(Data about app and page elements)
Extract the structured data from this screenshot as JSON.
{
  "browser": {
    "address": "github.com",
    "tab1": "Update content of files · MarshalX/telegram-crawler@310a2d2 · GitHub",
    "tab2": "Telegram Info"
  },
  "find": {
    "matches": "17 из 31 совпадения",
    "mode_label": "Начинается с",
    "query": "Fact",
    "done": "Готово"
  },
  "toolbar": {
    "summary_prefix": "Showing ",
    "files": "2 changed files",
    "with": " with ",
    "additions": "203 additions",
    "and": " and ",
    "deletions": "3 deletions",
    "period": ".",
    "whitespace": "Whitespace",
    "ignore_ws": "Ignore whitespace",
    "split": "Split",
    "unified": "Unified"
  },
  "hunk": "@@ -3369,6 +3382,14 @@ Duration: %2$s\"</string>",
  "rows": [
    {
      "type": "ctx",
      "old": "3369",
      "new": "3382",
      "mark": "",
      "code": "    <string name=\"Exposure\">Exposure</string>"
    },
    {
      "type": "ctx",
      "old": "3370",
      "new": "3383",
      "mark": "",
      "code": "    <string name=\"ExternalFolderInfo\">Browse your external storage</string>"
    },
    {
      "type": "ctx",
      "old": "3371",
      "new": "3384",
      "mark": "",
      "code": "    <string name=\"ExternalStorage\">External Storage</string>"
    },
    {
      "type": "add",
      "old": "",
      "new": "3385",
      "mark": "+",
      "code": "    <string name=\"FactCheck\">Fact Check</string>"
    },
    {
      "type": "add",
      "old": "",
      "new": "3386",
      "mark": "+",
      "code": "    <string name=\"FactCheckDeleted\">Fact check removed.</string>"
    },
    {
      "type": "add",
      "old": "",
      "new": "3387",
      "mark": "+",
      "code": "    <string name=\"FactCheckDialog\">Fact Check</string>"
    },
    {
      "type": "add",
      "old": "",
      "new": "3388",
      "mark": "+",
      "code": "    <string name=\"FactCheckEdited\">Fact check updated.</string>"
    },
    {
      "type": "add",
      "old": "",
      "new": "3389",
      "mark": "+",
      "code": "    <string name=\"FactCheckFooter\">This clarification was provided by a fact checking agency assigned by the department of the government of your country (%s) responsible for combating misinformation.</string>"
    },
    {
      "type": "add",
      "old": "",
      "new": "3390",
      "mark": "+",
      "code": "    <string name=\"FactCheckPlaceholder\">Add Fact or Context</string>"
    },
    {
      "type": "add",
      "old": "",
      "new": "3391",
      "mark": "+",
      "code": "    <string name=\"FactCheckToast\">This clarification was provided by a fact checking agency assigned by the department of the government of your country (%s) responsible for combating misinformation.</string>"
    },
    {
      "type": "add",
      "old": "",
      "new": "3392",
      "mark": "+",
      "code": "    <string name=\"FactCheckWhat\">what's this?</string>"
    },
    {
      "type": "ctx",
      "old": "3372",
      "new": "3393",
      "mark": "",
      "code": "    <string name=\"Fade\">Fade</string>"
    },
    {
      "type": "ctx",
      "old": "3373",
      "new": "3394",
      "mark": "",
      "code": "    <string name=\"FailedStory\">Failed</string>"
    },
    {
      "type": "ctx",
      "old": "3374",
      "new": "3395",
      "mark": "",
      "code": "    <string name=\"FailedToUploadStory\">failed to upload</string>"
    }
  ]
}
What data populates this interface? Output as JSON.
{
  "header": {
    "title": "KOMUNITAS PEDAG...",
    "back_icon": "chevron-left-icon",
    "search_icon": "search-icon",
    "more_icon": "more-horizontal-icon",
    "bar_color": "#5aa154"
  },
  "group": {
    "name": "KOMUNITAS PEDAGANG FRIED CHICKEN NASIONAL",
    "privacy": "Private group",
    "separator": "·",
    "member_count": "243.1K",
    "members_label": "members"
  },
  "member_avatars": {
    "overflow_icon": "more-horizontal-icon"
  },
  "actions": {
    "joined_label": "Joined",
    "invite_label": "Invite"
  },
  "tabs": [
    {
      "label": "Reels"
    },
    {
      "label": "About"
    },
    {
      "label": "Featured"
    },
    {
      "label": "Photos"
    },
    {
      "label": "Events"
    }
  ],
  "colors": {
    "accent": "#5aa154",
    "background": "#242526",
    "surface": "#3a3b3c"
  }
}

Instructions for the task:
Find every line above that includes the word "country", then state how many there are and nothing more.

Answer for this exercise:
2